When Dom Flemons and JD Wilkes joined the Reverend Peyton’s Big Damn Band – a trio – at the end of a three-plus-hour night of music in Columbus, the resulting jam session was a smoker as Flemons added stage presence and bones and Wilkes blew a harp that wafted right out of the 1930s over the Damn Band’s combo of grimy guitar, washboard and drums.
The 30-minute show-capper consolidated the music that influenced all three acts, comprising of early-20th-century numbers like “Old Jim Canaan,” sung by Flemons, and “Rounding’ up Girls All Day,” with Peyton on lead vocals, as each frontman took solos on his respective instrument. It was a raucous, celebratory conclusion to the Nov. 23 show that flowed like a bell curve from Wilkes’ opening set to Flemons’ mid-show showcase and Peyton’s headlining slot as original material was co-mingled with songs by Elizabeth Cotten, Sonny Boy Williamson II, the Carter Family, Charley Patton and others.

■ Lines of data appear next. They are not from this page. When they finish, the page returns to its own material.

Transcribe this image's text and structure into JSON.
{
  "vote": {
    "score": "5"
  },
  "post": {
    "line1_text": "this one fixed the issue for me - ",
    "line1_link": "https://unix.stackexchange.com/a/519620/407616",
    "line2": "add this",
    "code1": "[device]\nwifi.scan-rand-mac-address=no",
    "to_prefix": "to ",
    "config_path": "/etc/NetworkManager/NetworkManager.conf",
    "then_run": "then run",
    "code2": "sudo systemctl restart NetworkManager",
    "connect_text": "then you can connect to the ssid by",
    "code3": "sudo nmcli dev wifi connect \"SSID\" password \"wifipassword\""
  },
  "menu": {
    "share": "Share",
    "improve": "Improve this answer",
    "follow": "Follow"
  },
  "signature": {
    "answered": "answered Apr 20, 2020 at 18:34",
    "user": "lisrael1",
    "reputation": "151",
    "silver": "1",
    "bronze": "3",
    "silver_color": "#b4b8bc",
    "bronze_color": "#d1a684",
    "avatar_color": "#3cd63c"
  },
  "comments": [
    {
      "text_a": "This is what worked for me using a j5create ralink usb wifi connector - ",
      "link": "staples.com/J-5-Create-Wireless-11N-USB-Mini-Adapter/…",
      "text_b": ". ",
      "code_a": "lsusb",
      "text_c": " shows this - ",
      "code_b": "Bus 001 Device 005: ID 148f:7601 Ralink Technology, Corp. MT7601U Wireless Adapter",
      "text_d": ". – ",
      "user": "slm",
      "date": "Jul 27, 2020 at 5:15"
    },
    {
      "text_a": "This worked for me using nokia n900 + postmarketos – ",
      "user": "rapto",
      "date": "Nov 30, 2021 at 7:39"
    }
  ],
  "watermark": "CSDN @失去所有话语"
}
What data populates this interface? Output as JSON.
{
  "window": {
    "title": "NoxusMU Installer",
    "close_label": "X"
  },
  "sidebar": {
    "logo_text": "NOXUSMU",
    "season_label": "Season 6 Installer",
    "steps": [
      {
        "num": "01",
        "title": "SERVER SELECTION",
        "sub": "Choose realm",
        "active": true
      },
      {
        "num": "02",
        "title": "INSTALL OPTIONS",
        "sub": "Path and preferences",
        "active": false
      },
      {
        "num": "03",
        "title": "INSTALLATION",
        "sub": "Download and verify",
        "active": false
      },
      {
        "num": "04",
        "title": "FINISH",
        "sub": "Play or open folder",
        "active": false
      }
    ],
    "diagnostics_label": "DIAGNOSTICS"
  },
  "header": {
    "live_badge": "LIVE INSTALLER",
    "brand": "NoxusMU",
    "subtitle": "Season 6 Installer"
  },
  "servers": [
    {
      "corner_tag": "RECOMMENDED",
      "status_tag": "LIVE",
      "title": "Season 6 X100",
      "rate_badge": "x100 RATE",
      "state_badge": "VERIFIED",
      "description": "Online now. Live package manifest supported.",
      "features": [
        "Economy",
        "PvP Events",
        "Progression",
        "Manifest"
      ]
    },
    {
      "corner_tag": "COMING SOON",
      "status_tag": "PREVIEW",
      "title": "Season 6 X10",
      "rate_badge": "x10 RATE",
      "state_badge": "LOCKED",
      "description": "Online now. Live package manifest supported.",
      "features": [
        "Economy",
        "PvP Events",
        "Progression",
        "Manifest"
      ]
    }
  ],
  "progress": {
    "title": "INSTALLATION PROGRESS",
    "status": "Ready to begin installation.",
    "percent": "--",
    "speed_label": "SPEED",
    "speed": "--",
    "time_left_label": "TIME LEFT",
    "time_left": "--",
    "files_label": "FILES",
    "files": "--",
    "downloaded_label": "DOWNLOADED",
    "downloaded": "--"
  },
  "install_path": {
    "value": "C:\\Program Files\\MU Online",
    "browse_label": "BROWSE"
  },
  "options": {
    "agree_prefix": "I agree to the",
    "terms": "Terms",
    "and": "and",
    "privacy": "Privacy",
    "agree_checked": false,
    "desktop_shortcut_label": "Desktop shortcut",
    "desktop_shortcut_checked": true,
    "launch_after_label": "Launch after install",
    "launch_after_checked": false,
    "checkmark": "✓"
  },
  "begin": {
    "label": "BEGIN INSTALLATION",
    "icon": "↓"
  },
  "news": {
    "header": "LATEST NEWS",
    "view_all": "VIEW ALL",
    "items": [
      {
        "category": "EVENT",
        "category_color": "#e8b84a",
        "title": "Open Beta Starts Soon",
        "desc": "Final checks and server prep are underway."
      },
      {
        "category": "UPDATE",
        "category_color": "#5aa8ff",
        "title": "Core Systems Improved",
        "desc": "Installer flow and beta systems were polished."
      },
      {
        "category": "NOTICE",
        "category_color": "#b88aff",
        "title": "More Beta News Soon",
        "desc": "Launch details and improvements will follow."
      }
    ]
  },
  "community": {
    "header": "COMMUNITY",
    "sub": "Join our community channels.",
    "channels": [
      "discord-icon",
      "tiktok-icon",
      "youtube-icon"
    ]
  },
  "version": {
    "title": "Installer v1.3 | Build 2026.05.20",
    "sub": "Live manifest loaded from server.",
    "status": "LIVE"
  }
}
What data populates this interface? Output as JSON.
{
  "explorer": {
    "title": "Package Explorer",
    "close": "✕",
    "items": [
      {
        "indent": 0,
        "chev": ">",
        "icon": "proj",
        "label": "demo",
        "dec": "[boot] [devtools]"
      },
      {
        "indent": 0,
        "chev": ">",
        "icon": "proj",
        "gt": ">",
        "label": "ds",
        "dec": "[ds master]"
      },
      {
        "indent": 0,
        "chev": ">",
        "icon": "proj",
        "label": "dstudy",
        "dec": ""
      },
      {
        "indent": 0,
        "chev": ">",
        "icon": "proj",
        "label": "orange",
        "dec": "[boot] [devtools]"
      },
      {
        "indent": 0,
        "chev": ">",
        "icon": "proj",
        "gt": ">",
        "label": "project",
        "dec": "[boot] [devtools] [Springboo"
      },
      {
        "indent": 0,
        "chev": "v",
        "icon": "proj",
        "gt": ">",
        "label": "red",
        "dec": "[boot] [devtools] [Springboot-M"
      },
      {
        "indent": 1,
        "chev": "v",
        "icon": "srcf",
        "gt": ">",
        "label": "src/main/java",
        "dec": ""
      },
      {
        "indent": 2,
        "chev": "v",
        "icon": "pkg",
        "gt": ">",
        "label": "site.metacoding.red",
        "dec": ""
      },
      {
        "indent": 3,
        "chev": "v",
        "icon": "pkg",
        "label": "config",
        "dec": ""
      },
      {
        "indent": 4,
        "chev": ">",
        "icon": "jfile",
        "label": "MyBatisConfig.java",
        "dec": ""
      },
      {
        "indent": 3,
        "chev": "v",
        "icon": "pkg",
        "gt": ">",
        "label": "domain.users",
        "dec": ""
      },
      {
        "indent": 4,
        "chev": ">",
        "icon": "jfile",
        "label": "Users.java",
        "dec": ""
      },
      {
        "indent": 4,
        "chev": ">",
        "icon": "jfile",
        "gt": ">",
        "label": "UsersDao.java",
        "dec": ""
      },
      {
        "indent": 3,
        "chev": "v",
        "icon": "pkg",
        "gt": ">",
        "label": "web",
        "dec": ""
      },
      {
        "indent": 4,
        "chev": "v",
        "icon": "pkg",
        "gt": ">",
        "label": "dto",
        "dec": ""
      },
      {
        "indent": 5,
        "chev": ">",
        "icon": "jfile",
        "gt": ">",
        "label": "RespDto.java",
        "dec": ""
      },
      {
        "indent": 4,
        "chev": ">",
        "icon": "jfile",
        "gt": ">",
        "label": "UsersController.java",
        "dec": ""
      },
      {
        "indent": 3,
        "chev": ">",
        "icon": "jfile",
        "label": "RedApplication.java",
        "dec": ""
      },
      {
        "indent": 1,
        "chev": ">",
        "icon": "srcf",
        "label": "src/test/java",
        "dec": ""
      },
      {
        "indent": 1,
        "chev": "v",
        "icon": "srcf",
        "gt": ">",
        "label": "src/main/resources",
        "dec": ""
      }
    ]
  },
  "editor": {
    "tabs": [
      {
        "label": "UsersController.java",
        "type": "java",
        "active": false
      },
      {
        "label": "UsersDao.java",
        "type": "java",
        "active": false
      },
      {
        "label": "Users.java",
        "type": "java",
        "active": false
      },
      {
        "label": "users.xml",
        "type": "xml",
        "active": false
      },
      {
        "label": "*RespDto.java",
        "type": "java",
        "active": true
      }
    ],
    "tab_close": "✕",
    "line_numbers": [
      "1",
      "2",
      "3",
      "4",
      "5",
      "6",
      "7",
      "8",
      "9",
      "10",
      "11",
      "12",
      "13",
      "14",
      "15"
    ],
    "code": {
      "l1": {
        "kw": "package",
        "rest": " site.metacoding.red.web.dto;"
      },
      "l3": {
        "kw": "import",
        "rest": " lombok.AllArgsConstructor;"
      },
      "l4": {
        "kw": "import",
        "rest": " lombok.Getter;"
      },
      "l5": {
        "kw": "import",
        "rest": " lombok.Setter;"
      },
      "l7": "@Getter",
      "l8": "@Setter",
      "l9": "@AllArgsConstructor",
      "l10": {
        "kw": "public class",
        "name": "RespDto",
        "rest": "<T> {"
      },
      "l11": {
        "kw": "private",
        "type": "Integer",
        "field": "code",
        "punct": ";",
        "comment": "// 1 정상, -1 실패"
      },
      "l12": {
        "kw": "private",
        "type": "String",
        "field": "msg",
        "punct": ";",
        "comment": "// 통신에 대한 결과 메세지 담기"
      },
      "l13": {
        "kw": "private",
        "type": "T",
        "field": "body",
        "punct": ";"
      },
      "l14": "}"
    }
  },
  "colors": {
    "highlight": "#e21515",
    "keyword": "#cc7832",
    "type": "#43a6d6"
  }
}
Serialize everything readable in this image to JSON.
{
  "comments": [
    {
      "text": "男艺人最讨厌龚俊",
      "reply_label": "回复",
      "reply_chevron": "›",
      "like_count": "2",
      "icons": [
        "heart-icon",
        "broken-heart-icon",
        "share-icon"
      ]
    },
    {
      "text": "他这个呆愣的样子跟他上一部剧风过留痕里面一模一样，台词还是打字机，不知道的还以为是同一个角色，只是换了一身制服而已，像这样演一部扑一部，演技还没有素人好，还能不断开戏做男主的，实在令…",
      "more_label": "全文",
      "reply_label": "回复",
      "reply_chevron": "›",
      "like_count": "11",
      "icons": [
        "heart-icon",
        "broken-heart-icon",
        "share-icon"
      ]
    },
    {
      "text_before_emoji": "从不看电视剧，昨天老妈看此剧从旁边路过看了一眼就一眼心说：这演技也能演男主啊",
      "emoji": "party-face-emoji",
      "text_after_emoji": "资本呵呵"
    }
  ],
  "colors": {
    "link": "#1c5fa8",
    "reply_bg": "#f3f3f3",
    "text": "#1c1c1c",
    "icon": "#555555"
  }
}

It was almost perfectly paced as Wilkes took the stage just after 8 p.m. for a 30-minute set, followed 10 minutes later by Flemons’ three-quarters-of-an-hour performance. In nothing flat, Peyton and company took the stage for their hourlong concert, which melted into the aforementioned conglomeration. And although the sold-out Woodlands Tavern, judging by T-shirts in the crowd, was full of Peyton partisans, it was Flemons who received the loudest ovations.
Touring behind his Black Cowboys LP, the bespectacled Flemons looked as if he’d just walked off the ranch with a hat, suspenders holding up his blue work pants and a pocket watch on a gold chain. The former Carolina Chocolate Drop, known as “the American Songster,” was the consummate entertainer and played in the style of De Ole Folks at Home-era Taj Mahal.
Playing banjo, guitar, quills, bones and harmonica and singing “Black Woman Blues” a cappella in a voice that drifted effortlessly from baritone to falsetto, Flemons held the full house in a pin-drop spell until they erupted between numbers. Whether he was soloing on harmonica on “Ol’ Cindy Gal,” doing exaggerated Elvis-with-guitar moves on “Hot Chicken” or spinning his harmonica 360 degrees in the middle of “There’s a Brown-skinned Girl Down the Road Somewhere,” Flemons silenced the loud bar with his stage presence and sheer talent.
His instrumental medley of “Freight Train,” “Railroad Bill” and “Cannonball” revealed a deft acoustic-guitar picker who just happened to excel at myriad other instruments; his 45-minute set stole the show.
Wilkes opened with harmonica instrumentals played through a bullet mic that made him sound more like an old 78 than a live performer. His cigar-box banjo was similarly distorted and dirt-caked; only his synthesized foot percussion – which occasionally overwhelmed the real music he made – gave away the year as he sang an original murder ballad, “Blood on the Old Bluegrass.” “Dump Road Yodel” was preceded by a story that could be described as a spoken-word version of “Alice’s Restaurant Massacree,” which made it sound untrue and reminded concertgoers Thanksgiving is right around the corner.
Accompanied by wife, “Breezy” Peyton, on washboard and Max Senteney on a drum kit outfitted with a five-gallon bucket, Peyton brings serious musicianship with a playful stage presence akin to Southern Culture on the Skids, but cheesier and not as funny. Fingerpicking and playing slide on resonator, National and three-string cigar-box guitars, Peyton led the tiny Big Damn Band through mediocre originals such as “Pot Roast and Kisses,” “Clap Your Hands” and “You Can’t Steal My Shine.”
“Poor Until Payday,” a grinding blues-rocker, was far and away the band’s best self-penned track and Peyton’s solo cover of “Banty Rooster” made clear the band’s weakness stems more from material and presentation – the planned moves, incessant between-song banter and weird facial expressions quickly grew stale – than talent. If the Big Damn Band played a Big Damn Set of pre-1950s material, it might be unstoppable.